Fried Green Tomatoes, The Right Way

img_6035
My grandmother was a stunner. No wonder her fried green tomatoes were also gorgeous. I should have known…

It’s sad to say that looks do matter. Especially in the instagramming world we live in, where food images fill our feeds, inspiring us to find beauty on every plate. If what I make isn’t attractive, even when the light is gorgeous and the story is rich, I won’t bother to capture it.

Take fried green tomatoes for example. I’ve been making them in the early fall, the way my grandmother used to make them. Or at least I thought I was. I’d take a green tomato – there’s always an unripened bounty around somewhere at the end of the summer –  and cut it into fat slices. Then I’d melt a knob of butter in a fry pan, add the slices and fry them until they began to really sizzle. As they fried I’d add a sprinkling of baking soda to the slices, to cut the acidity, as my grandmother did. Then I’d flip them over, revealing rust coloured scorched edges with the pale green tomato flesh hidden in behind. While the other side cooked, my grandmother said she’d toast a thick slice of molasses bread, butter it then pile a few fried tomatoes on top. It was her favourite ‘early fall’ evening snack. A few days ago, as I sat down to an evening snack of rusty-blacky-greeny fried green tomato slices served on buttered toast, I paused with my camera, furrowed my brow, attempted a shot, mumbled “f*&% it”, then sat down and just ate the ugly thing.

But then, just yesterday, I watched my sister Lee fry green tomatoes and everything changed.

She learned how to make this ‘snack’ while cooking WITH my grandmother, not by TALKING with my grandmother, as I had. She watched her gently melt lots of butter in a fry pan. She watched her slide many slices of green tomatoes into the pan, sprinkle them with baking soda, then leave them to simmer, NOT fry, in the pan. She noticed how she would stir, just every so often, encouraging the tomatoes to break apart and morph into a soft, chunky, green, buttery mixture. She added more butter if things got dry. The whole process took 20-30 minutes. (A far-cry from my 3 minute fast fry). Then Lee watched how our grandmother would spoon this mass onto a thick slice of toast, cut it in half, then eat it with a fork and knife. My sister prefers in the hand, bruschetta-style.

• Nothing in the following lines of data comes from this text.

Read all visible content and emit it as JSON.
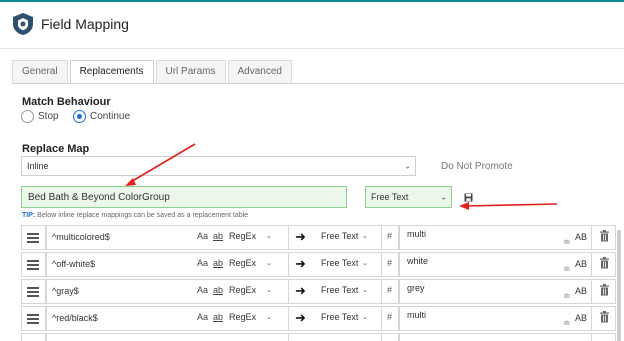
{
  "window": {
    "title": "Field Mapping",
    "logo_icon": "shield-logo-icon"
  },
  "tabs": [
    {
      "label": "General",
      "active": false
    },
    {
      "label": "Replacements",
      "active": true
    },
    {
      "label": "Url Params",
      "active": false
    },
    {
      "label": "Advanced",
      "active": false
    }
  ],
  "match_behaviour": {
    "title": "Match Behaviour",
    "options": [
      {
        "label": "Stop",
        "checked": false
      },
      {
        "label": "Continue",
        "checked": true
      }
    ]
  },
  "replace_map": {
    "title": "Replace Map",
    "source_value": "Inline",
    "promote_text": "Do Not Promote",
    "name_value": "Bed Bath & Beyond ColorGroup",
    "type_value": "Free Text",
    "tip_label": "TIP:",
    "tip_text": " Below inline replace mappings can be saved as a replacement table"
  },
  "rows": [
    {
      "pattern": "^multicolored$",
      "aa": "Aa",
      "ab": "ab",
      "mode": "RegEx",
      "type": "Free Text",
      "hash": "#",
      "value": "multi",
      "ab_btn": "AB"
    },
    {
      "pattern": "^off-white$",
      "aa": "Aa",
      "ab": "ab",
      "mode": "RegEx",
      "type": "Free Text",
      "hash": "#",
      "value": "white",
      "ab_btn": "AB"
    },
    {
      "pattern": "^gray$",
      "aa": "Aa",
      "ab": "ab",
      "mode": "RegEx",
      "type": "Free Text",
      "hash": "#",
      "value": "grey",
      "ab_btn": "AB"
    },
    {
      "pattern": "^red/black$",
      "aa": "Aa",
      "ab": "ab",
      "mode": "RegEx",
      "type": "Free Text",
      "hash": "#",
      "value": "multi",
      "ab_btn": "AB"
    }
  ],
  "colors": {
    "accent": "#1d6fd1",
    "success_bg": "#eaf7ea",
    "annotation": "#e0211b"
  }
}
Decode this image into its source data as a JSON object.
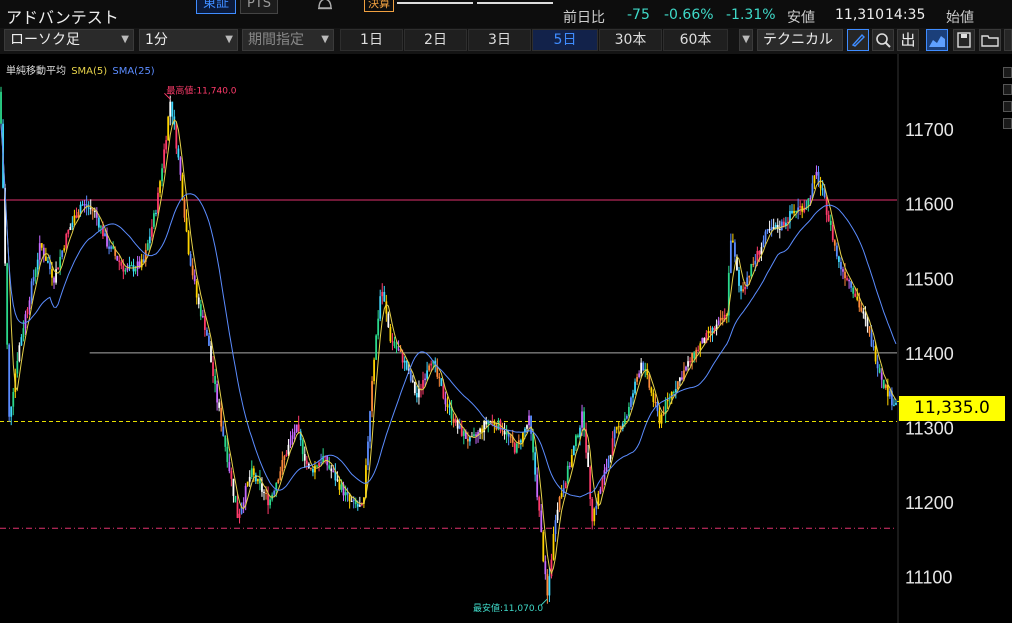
{
  "header": {
    "stock_name": "アドバンテスト",
    "exchange_tabs": [
      "東証",
      "PTS"
    ],
    "badge": "決算",
    "change_label": "前日比",
    "change": "-75",
    "change_pct": "-0.66%",
    "change_pct2": "-1.31%",
    "low_label": "安値",
    "low_value": "11,310",
    "time": "14:35",
    "open_label": "始値"
  },
  "toolbar": {
    "chart_type": "ローソク足",
    "interval": "1分",
    "period_placeholder": "期間指定",
    "ranges": [
      "1日",
      "2日",
      "3日",
      "5日",
      "30本",
      "60本"
    ],
    "active_range": "5日",
    "technical": "テクニカル",
    "output_label": "出",
    "icons": [
      "pen-icon",
      "zoom-icon",
      "export-icon",
      "area-chart-icon",
      "save-icon",
      "folder-icon",
      "more-icon"
    ]
  },
  "legend": {
    "label": "単純移動平均",
    "sma5": "SMA(5)",
    "sma25": "SMA(25)",
    "sma5_color": "#e6d24a",
    "sma25_color": "#5b8cff"
  },
  "chart_data": {
    "type": "line",
    "y_ticks": [
      11700,
      11600,
      11500,
      11400,
      11300,
      11200,
      11100
    ],
    "y_tick_labels": [
      "11700",
      "11600",
      "11500",
      "11400",
      "11300",
      "11200",
      "11100"
    ],
    "ylim": [
      11050,
      11790
    ],
    "high_label": "最高値:11,740.0",
    "high_value": 11740,
    "high_at": 0.19,
    "low_label": "最安値:11,070.0",
    "low_value": 11070,
    "low_at": 0.61,
    "current_price": 11335,
    "current_price_label": "11,335.0",
    "hlines": [
      {
        "value": 11605,
        "color": "#e0326e",
        "style": "solid"
      },
      {
        "value": 11400,
        "color": "#aaaaaa",
        "style": "solid",
        "from": 0.1
      },
      {
        "value": 11308,
        "color": "#e8e000",
        "style": "dashed"
      },
      {
        "value": 11165,
        "color": "#e0326e",
        "style": "dashdot"
      }
    ],
    "anchors": [
      [
        0.0,
        11750
      ],
      [
        0.004,
        11600
      ],
      [
        0.01,
        11310
      ],
      [
        0.02,
        11400
      ],
      [
        0.03,
        11460
      ],
      [
        0.045,
        11545
      ],
      [
        0.06,
        11500
      ],
      [
        0.075,
        11560
      ],
      [
        0.09,
        11600
      ],
      [
        0.105,
        11590
      ],
      [
        0.12,
        11545
      ],
      [
        0.14,
        11510
      ],
      [
        0.16,
        11520
      ],
      [
        0.175,
        11600
      ],
      [
        0.185,
        11690
      ],
      [
        0.19,
        11740
      ],
      [
        0.2,
        11650
      ],
      [
        0.21,
        11540
      ],
      [
        0.22,
        11470
      ],
      [
        0.23,
        11430
      ],
      [
        0.24,
        11350
      ],
      [
        0.255,
        11250
      ],
      [
        0.265,
        11180
      ],
      [
        0.28,
        11240
      ],
      [
        0.3,
        11200
      ],
      [
        0.32,
        11270
      ],
      [
        0.33,
        11300
      ],
      [
        0.345,
        11240
      ],
      [
        0.36,
        11260
      ],
      [
        0.375,
        11230
      ],
      [
        0.39,
        11200
      ],
      [
        0.405,
        11190
      ],
      [
        0.415,
        11370
      ],
      [
        0.425,
        11490
      ],
      [
        0.435,
        11420
      ],
      [
        0.45,
        11390
      ],
      [
        0.465,
        11340
      ],
      [
        0.48,
        11395
      ],
      [
        0.495,
        11340
      ],
      [
        0.51,
        11300
      ],
      [
        0.525,
        11280
      ],
      [
        0.545,
        11310
      ],
      [
        0.56,
        11300
      ],
      [
        0.575,
        11270
      ],
      [
        0.59,
        11310
      ],
      [
        0.6,
        11200
      ],
      [
        0.61,
        11070
      ],
      [
        0.62,
        11190
      ],
      [
        0.635,
        11250
      ],
      [
        0.65,
        11320
      ],
      [
        0.66,
        11180
      ],
      [
        0.67,
        11220
      ],
      [
        0.685,
        11290
      ],
      [
        0.7,
        11320
      ],
      [
        0.715,
        11390
      ],
      [
        0.725,
        11350
      ],
      [
        0.735,
        11310
      ],
      [
        0.75,
        11350
      ],
      [
        0.765,
        11380
      ],
      [
        0.78,
        11410
      ],
      [
        0.795,
        11430
      ],
      [
        0.81,
        11450
      ],
      [
        0.815,
        11560
      ],
      [
        0.825,
        11480
      ],
      [
        0.84,
        11520
      ],
      [
        0.855,
        11560
      ],
      [
        0.87,
        11570
      ],
      [
        0.885,
        11590
      ],
      [
        0.9,
        11600
      ],
      [
        0.91,
        11640
      ],
      [
        0.92,
        11600
      ],
      [
        0.935,
        11520
      ],
      [
        0.95,
        11490
      ],
      [
        0.965,
        11440
      ],
      [
        0.975,
        11400
      ],
      [
        0.985,
        11360
      ],
      [
        0.995,
        11335
      ],
      [
        1.0,
        11335
      ]
    ]
  }
}
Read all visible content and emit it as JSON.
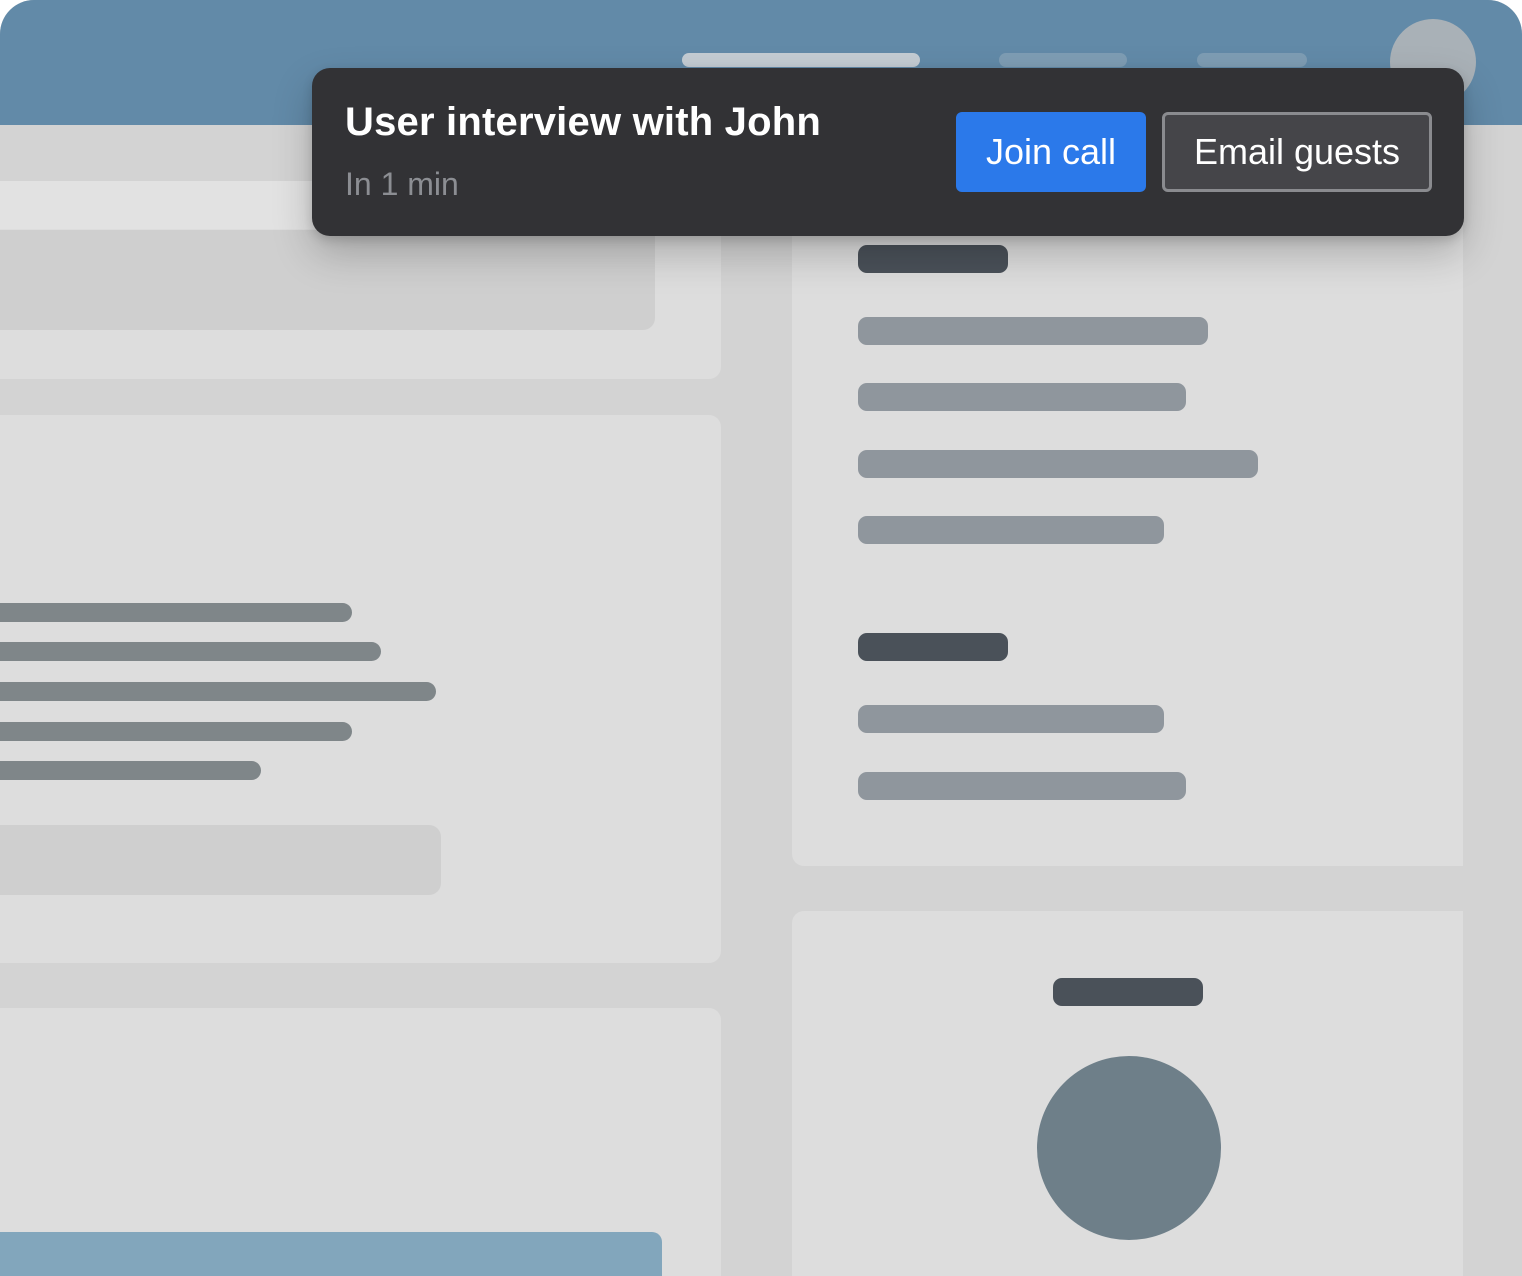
{
  "notification": {
    "title": "User interview with John",
    "subtitle": "In 1 min",
    "primary_action": "Join call",
    "secondary_action": "Email guests"
  },
  "colors": {
    "header": "#628aa8",
    "toast_background": "#323235",
    "primary_button": "#2b79ea",
    "secondary_button": "#454549",
    "subtitle_text": "#8c8e93"
  },
  "icons": {
    "avatar": "user-avatar"
  }
}
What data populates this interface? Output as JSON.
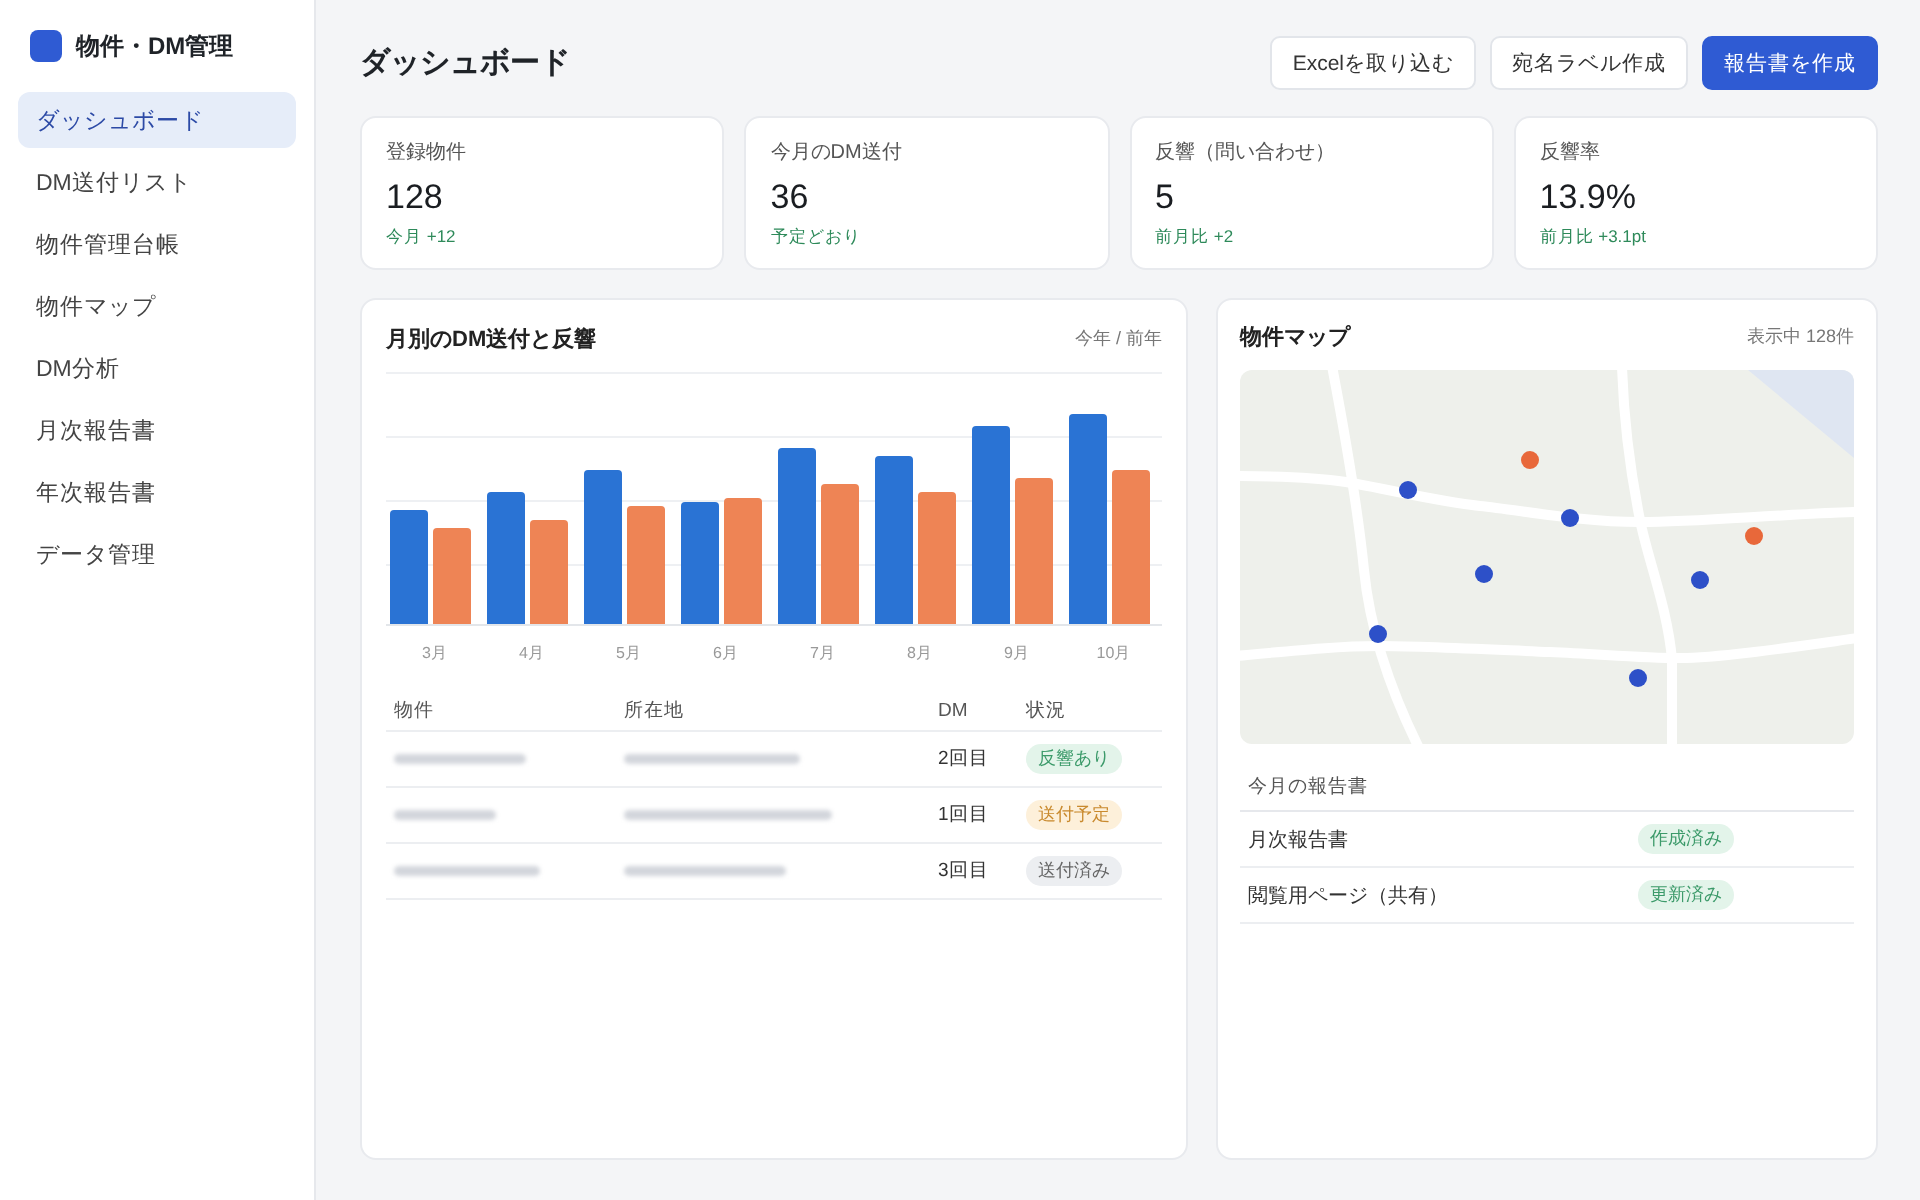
{
  "sidebar": {
    "app_title": "物件・DM管理",
    "items": [
      {
        "label": "ダッシュボード",
        "selected": true
      },
      {
        "label": "DM送付リスト",
        "selected": false
      },
      {
        "label": "物件管理台帳",
        "selected": false
      },
      {
        "label": "物件マップ",
        "selected": false
      },
      {
        "label": "DM分析",
        "selected": false
      },
      {
        "label": "月次報告書",
        "selected": false
      },
      {
        "label": "年次報告書",
        "selected": false
      },
      {
        "label": "データ管理",
        "selected": false
      }
    ]
  },
  "header": {
    "title": "ダッシュボード",
    "buttons": [
      {
        "label": "Excelを取り込む",
        "kind": "secondary"
      },
      {
        "label": "宛名ラベル作成",
        "kind": "secondary"
      },
      {
        "label": "報告書を作成",
        "kind": "primary"
      }
    ]
  },
  "stats": [
    {
      "label": "登録物件",
      "value": "128",
      "delta": "今月 +12"
    },
    {
      "label": "今月のDM送付",
      "value": "36",
      "delta": "予定どおり"
    },
    {
      "label": "反響（問い合わせ）",
      "value": "5",
      "delta": "前月比 +2"
    },
    {
      "label": "反響率",
      "value": "13.9%",
      "delta": "前月比 +3.1pt"
    }
  ],
  "chart_panel": {
    "title": "月別のDM送付と反響",
    "legend": "今年 / 前年",
    "months": [
      "3月",
      "4月",
      "5月",
      "6月",
      "7月",
      "8月",
      "9月",
      "10月"
    ],
    "table": {
      "columns": [
        "物件",
        "所在地",
        "DM",
        "状況"
      ],
      "rows": [
        {
          "dm": "2回目",
          "status": {
            "label": "反響あり",
            "kind": "positive"
          }
        },
        {
          "dm": "1回目",
          "status": {
            "label": "送付予定",
            "kind": "pending"
          }
        },
        {
          "dm": "3回目",
          "status": {
            "label": "送付済み",
            "kind": "neutral"
          }
        }
      ]
    }
  },
  "map_panel": {
    "title": "物件マップ",
    "count": "表示中 128件",
    "markers": [
      {
        "color": "#e8683a"
      },
      {
        "color": "#2d50c8"
      },
      {
        "color": "#2d50c8"
      },
      {
        "color": "#e8683a"
      },
      {
        "color": "#2d50c8"
      },
      {
        "color": "#2d50c8"
      },
      {
        "color": "#2d50c8"
      },
      {
        "color": "#2d50c8"
      }
    ],
    "reports": {
      "title": "今月の報告書",
      "rows": [
        {
          "name": "月次報告書",
          "status": {
            "label": "作成済み",
            "kind": "positive"
          }
        },
        {
          "name": "閲覧用ページ（共有）",
          "status": {
            "label": "更新済み",
            "kind": "positive"
          }
        }
      ]
    }
  }
}
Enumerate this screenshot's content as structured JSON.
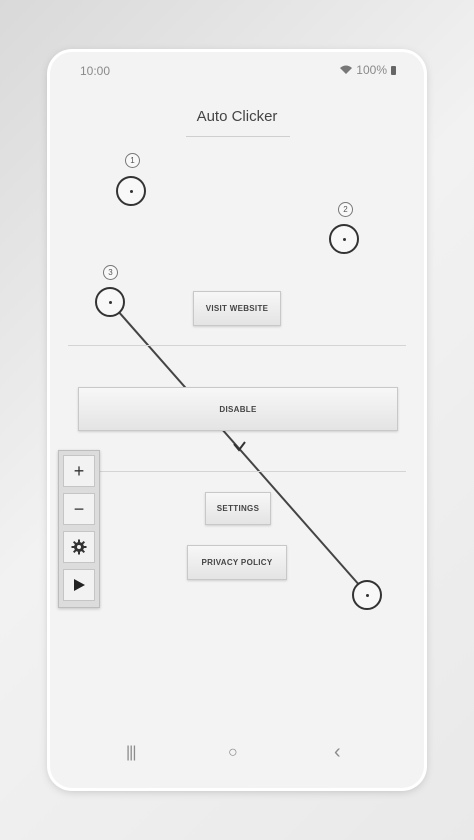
{
  "status_bar": {
    "time": "10:00",
    "battery": "100%"
  },
  "app": {
    "title": "Auto Clicker"
  },
  "buttons": {
    "visit_website": "VISIT WEBSITE",
    "disable": "DISABLE",
    "settings": "SETTINGS",
    "privacy_policy": "PRIVACY POLICY"
  },
  "targets": [
    {
      "number": "1"
    },
    {
      "number": "2"
    },
    {
      "number": "3"
    }
  ],
  "toolbar": {
    "add_symbol": "+",
    "remove_symbol": "−",
    "settings_icon": "gear-icon",
    "play_icon": "play-icon"
  },
  "navbar": {
    "recents_symbol": "|||",
    "home_symbol": "○",
    "back_symbol": "‹"
  }
}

On episode five of The Food Podcast, we hear from long-time food editor Judith Jones. She introduced the world to food legends like Julia Child, Marcella Hazan, James Beard, and Nina Simonds, who we also hear from throughout the episode. I asked Ms. Jones what her secret was when editing a cookbook. She said, quite frankly, that you need to have a relationship with the person in the kitchen. You need to get in there and cook with them.

“You need to know where that person is coming from, and then ask the right questions.”

That’s how Ms. Jones worked. She hovered over the stove with her authors, asking why – why did you choose that ingredient? Why do you chop that way? Why do you fry that way? Why? Only when her questions were answered did Ms. Jones feel capable of editing a recipe so that anyone reading would truly understand how to follow along.

Thank you Lee for hovering over our late grandmother. Thank you for paying attention. Thank you for asking why. Thank you for teaching me how to make her fried green tomatoes – soft and buttery and not rusty-blacky-greeny in colour, but a lovely chartreuse green.

fullsizerender-2

No Comments

Sorry, the comment form is closed at this time.